━━━ Extracted information ━━━

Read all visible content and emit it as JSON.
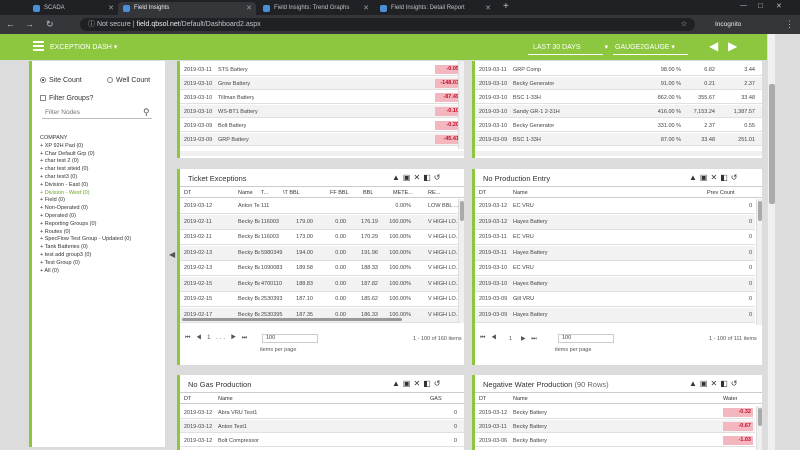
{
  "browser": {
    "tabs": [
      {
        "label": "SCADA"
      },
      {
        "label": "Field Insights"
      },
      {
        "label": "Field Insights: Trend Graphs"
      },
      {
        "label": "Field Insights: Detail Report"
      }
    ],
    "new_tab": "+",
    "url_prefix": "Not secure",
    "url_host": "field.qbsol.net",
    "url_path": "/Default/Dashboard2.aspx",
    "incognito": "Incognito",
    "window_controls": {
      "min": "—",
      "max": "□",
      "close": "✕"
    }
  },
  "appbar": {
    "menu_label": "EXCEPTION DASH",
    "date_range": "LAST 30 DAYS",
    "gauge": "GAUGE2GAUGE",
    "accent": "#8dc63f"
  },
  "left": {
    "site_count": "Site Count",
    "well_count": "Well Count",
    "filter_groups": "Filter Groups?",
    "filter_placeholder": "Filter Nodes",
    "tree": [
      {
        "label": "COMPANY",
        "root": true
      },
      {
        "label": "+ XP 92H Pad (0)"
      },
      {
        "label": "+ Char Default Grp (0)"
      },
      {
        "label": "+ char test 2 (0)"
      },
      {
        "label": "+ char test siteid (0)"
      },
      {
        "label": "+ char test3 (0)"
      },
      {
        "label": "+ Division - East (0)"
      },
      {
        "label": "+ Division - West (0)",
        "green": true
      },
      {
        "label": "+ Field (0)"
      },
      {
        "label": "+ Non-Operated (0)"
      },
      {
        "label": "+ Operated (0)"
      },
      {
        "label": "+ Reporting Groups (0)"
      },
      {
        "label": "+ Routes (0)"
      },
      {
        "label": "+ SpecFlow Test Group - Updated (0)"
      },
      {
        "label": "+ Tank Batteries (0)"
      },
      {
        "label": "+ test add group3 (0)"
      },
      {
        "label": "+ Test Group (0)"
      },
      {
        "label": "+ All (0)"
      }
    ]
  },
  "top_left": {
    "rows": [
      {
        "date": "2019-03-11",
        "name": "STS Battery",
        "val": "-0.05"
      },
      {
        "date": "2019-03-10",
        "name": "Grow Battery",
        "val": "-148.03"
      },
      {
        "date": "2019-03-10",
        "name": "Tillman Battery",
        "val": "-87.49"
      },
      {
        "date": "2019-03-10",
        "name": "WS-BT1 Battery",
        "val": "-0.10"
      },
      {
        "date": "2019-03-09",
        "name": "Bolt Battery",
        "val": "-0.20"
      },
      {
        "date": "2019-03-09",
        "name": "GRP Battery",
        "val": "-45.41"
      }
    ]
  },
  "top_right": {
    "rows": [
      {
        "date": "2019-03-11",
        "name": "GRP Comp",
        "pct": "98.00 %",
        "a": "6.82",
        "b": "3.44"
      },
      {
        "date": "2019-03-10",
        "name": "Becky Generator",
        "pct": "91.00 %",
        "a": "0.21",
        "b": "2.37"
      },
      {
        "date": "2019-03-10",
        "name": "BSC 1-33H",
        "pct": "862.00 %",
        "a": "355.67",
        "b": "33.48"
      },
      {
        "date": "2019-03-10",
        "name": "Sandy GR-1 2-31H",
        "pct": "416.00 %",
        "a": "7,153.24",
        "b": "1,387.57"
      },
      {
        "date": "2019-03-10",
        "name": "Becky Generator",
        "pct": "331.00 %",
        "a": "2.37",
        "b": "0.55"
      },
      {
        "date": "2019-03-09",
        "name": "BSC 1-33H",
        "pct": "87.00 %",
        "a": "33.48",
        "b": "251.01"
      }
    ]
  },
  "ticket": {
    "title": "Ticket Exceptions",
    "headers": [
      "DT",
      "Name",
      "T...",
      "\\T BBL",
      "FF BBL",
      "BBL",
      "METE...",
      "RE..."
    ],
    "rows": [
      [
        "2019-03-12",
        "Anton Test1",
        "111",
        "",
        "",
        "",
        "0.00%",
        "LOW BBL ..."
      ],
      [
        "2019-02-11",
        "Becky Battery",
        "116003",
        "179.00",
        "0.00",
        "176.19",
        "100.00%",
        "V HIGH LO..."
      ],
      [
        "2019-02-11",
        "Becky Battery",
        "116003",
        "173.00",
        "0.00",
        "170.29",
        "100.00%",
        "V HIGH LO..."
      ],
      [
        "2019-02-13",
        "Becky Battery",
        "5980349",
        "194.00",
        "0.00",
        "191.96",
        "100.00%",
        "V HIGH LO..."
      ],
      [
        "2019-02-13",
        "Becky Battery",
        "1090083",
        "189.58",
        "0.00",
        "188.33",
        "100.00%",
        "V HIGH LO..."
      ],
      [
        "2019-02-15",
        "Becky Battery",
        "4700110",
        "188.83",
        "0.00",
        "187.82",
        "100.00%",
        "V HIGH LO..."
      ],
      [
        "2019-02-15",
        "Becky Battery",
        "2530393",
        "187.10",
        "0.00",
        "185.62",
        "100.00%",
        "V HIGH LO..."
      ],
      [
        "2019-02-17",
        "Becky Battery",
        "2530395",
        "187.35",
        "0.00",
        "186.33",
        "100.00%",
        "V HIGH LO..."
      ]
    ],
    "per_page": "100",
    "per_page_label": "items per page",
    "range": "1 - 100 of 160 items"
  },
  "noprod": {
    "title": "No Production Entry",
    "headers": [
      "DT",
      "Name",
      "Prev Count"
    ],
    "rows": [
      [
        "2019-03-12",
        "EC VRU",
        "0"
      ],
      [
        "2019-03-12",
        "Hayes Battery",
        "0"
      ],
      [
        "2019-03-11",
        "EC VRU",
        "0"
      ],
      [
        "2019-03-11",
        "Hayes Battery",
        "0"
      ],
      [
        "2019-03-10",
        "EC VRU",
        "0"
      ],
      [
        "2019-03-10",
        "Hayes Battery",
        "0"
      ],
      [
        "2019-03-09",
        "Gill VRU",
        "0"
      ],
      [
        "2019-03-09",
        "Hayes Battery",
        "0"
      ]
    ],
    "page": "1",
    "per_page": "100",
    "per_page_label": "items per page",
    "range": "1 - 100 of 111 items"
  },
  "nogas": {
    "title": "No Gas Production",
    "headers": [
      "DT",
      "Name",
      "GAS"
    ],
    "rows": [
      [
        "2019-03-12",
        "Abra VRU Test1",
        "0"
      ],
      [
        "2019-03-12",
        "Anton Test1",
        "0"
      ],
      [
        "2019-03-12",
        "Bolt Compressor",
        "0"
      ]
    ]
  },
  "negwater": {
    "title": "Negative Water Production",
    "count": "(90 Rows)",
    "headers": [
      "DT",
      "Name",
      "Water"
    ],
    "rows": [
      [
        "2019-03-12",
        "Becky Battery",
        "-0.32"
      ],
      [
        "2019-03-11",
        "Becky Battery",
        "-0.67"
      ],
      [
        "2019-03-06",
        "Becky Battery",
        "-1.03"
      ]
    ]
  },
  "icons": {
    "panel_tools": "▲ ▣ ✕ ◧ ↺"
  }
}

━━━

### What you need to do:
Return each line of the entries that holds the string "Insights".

### Task response:
        "label": "Field Insights"
        "label": "Field Insights: Trend Graphs"
        "label": "Field Insights: Detail Report"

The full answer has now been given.